For the 2019 model year, Subaru's iconic Outback wagon/SUV/crossover will start at $27,320 — including a $975 destination fee — an increase of $510 over 2018 models. Base Outback 2.5i models now come standard with Subaru's EyeSight suite of safety technologies and a new 6.5-inch multimedia system.
Related: Subaru Expands EyeSight as New Study Shows Effectiveness
2019 Outbacks are equipped with all-wheel drive and continuously variable automatic transmissions across the board, mated to either a 175-horsepower, 2.5-liter four-cylinder engine or a 256-hp, 3.6-liter six-cylinder. The 3.6-liter is only available in Limited and Touring trim levels.
Notable standard features on other trims:
- 2.5i Premium models ($29,420) add an all-weather package that includes heated seats and mirrors, as well as a larger 8-inch multimedia screen.
- 2.5i Limited models ($33,820) up the luxury inside the cabin with leather seating surfaces, and improve passenger comfort with heated rear seats and rear air-conditioning vents. A power liftgate and keyless entry with push-button start are also standard.
- 2.5i Touring models ($37,770) get an exclusive interior treatment with brown leather and contrasting white stitching. Outside, dark-gray grille inserts, 18-inch wheels and silver-finish roof rails complete the Touring look. Standard safety features at this level include LED adaptive headlights.
- 3.6R Limited ($35,970) and 3.6R Touring ($39,970) don't add extra features but will produce more power from those extra two cylinders under the hood.

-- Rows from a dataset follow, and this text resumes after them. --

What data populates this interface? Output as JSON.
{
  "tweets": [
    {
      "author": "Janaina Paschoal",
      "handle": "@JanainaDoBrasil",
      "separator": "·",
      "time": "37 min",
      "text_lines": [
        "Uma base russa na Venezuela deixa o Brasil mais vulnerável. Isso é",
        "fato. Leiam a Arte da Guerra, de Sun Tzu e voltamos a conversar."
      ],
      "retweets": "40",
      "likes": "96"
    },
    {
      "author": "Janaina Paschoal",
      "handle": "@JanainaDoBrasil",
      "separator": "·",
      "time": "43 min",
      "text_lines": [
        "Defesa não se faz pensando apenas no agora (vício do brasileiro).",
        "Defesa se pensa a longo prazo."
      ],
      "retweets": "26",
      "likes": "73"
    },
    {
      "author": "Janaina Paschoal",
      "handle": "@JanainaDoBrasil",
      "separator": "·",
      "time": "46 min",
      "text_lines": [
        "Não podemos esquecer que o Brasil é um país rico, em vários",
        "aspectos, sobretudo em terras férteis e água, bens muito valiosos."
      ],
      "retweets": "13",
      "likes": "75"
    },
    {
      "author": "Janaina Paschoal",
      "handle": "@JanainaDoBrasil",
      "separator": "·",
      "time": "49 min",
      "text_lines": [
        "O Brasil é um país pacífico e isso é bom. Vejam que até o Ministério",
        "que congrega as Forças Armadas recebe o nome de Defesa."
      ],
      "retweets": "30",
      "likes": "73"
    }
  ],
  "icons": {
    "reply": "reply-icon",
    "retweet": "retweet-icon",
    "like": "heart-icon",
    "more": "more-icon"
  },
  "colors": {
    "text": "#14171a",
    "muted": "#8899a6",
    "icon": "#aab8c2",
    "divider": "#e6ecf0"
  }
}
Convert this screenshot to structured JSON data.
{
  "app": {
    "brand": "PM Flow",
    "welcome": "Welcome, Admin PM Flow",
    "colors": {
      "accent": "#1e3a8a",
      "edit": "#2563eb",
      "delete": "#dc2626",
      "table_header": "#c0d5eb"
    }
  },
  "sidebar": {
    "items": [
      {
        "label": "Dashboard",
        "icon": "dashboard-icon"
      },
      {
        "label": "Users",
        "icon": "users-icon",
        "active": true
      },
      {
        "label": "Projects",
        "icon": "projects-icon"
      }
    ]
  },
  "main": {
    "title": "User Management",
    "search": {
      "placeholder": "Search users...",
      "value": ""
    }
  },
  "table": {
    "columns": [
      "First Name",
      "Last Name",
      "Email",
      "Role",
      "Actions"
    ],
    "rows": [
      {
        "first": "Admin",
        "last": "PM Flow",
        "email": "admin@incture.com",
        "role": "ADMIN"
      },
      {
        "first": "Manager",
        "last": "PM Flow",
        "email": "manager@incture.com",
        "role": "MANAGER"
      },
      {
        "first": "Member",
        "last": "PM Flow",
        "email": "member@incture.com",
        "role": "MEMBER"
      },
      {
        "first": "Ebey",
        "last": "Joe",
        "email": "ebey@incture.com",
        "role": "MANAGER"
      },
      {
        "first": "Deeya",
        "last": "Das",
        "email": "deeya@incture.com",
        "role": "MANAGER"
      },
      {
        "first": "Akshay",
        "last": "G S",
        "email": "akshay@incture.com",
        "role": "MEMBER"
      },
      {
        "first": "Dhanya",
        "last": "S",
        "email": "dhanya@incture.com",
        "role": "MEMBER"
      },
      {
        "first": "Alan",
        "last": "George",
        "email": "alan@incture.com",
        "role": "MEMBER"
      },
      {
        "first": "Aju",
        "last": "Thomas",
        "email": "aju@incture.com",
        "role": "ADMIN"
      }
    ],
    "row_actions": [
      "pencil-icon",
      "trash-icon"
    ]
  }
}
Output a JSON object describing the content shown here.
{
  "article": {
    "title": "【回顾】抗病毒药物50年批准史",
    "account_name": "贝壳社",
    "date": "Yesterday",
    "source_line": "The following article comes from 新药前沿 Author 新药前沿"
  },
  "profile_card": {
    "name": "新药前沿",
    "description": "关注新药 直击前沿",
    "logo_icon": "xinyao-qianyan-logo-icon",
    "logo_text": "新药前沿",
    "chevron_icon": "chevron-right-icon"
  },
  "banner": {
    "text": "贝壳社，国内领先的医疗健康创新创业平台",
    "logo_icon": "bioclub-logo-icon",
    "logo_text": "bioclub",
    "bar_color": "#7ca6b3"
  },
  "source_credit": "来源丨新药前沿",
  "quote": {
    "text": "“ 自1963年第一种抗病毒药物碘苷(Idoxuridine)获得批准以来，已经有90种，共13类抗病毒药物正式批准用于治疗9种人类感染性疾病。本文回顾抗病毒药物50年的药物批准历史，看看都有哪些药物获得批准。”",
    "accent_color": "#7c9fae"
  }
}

A new competitor for the Outback this year is the Buick Regal TourX wagon, which has a similar price range but will cost a few thousand dollars extra from the lowest to the highest trims. As always, it's worth pointing out that while $40,000 for an Outback may seem exorbitant, its SUV competitors — the Ford Edge, Jeep Grand Cherokee and Nissan Murano, among others — can cost significantly more without any appreciable increase in capabilities or features.
Cars.com's Editorial department is your source for automotive news and reviews. In line with Cars.com's long-standing ethics policy, editors and reviewers don't accept gifts or free trips from automakers. The Editorial department is independent of Cars.com's advertising, sales and sponsored content departments.